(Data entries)
......

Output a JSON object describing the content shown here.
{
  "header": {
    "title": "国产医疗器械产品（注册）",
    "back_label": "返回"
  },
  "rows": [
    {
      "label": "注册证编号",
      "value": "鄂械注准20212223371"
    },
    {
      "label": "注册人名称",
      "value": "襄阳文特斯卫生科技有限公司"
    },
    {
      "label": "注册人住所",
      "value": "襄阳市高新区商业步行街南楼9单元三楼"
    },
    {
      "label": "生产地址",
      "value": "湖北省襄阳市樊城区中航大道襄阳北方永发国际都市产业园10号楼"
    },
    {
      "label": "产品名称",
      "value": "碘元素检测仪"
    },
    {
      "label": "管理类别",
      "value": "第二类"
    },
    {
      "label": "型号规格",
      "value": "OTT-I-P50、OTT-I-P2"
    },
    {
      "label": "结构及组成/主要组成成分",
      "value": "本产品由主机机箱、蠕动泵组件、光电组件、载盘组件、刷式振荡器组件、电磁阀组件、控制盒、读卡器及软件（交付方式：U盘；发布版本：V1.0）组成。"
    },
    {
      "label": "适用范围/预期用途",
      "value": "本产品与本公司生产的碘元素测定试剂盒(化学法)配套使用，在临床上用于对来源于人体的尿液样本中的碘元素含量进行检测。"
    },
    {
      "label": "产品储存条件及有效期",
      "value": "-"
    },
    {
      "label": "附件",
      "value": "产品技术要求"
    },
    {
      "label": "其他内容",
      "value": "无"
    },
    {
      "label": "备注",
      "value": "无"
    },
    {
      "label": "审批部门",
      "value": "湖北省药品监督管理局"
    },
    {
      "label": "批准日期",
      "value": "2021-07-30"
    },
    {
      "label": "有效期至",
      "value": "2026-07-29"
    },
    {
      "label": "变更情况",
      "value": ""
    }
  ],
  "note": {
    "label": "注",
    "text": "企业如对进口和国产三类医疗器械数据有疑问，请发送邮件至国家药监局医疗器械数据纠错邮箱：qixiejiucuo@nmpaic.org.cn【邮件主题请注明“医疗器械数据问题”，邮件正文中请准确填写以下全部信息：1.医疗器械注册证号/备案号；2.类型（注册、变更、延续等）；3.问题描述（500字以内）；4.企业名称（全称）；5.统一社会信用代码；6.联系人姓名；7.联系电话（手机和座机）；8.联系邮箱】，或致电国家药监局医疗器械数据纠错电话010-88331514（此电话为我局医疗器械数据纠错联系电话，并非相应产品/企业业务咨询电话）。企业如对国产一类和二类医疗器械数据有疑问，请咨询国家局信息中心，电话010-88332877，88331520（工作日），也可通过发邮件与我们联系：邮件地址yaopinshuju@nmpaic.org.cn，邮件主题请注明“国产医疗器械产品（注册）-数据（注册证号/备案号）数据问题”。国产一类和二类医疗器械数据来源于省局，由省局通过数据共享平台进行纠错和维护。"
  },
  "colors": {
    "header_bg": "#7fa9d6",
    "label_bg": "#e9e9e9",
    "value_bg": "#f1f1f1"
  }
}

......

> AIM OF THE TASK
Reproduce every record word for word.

> EXERCISE ANSWER
Output a JSON object describing the content shown here.
{
  "header": {
    "title": "国产医疗器械产品（注册）",
    "back_label": "返回"
  },
  "rows": [
    {
      "label": "注册证编号",
      "value": "鄂械注准20212223371"
    },
    {
      "label": "注册人名称",
      "value": "襄阳文特斯卫生科技有限公司"
    },
    {
      "label": "注册人住所",
      "value": "襄阳市高新区商业步行街南楼9单元三楼"
    },
    {
      "label": "生产地址",
      "value": "湖北省襄阳市樊城区中航大道襄阳北方永发国际都市产业园10号楼"
    },
    {
      "label": "产品名称",
      "value": "碘元素检测仪"
    },
    {
      "label": "管理类别",
      "value": "第二类"
    },
    {
      "label": "型号规格",
      "value": "OTT-I-P50、OTT-I-P2"
    },
    {
      "label": "结构及组成/主要组成成分",
      "value": "本产品由主机机箱、蠕动泵组件、光电组件、载盘组件、刷式振荡器组件、电磁阀组件、控制盒、读卡器及软件（交付方式：U盘；发布版本：V1.0）组成。"
    },
    {
      "label": "适用范围/预期用途",
      "value": "本产品与本公司生产的碘元素测定试剂盒(化学法)配套使用，在临床上用于对来源于人体的尿液样本中的碘元素含量进行检测。"
    },
    {
      "label": "产品储存条件及有效期",
      "value": "-"
    },
    {
      "label": "附件",
      "value": "产品技术要求"
    },
    {
      "label": "其他内容",
      "value": "无"
    },
    {
      "label": "备注",
      "value": "无"
    },
    {
      "label": "审批部门",
      "value": "湖北省药品监督管理局"
    },
    {
      "label": "批准日期",
      "value": "2021-07-30"
    },
    {
      "label": "有效期至",
      "value": "2026-07-29"
    },
    {
      "label": "变更情况",
      "value": ""
    }
  ],
  "note": {
    "label": "注",
    "text": "企业如对进口和国产三类医疗器械数据有疑问，请发送邮件至国家药监局医疗器械数据纠错邮箱：qixiejiucuo@nmpaic.org.cn【邮件主题请注明“医疗器械数据问题”，邮件正文中请准确填写以下全部信息：1.医疗器械注册证号/备案号；2.类型（注册、变更、延续等）；3.问题描述（500字以内）；4.企业名称（全称）；5.统一社会信用代码；6.联系人姓名；7.联系电话（手机和座机）；8.联系邮箱】，或致电国家药监局医疗器械数据纠错电话010-88331514（此电话为我局医疗器械数据纠错联系电话，并非相应产品/企业业务咨询电话）。企业如对国产一类和二类医疗器械数据有疑问，请咨询国家局信息中心，电话010-88332877，88331520（工作日），也可通过发邮件与我们联系：邮件地址yaopinshuju@nmpaic.org.cn，邮件主题请注明“国产医疗器械产品（注册）-数据（注册证号/备案号）数据问题”。国产一类和二类医疗器械数据来源于省局，由省局通过数据共享平台进行纠错和维护。"
  },
  "colors": {
    "header_bg": "#7fa9d6",
    "label_bg": "#e9e9e9",
    "value_bg": "#f1f1f1"
  }
}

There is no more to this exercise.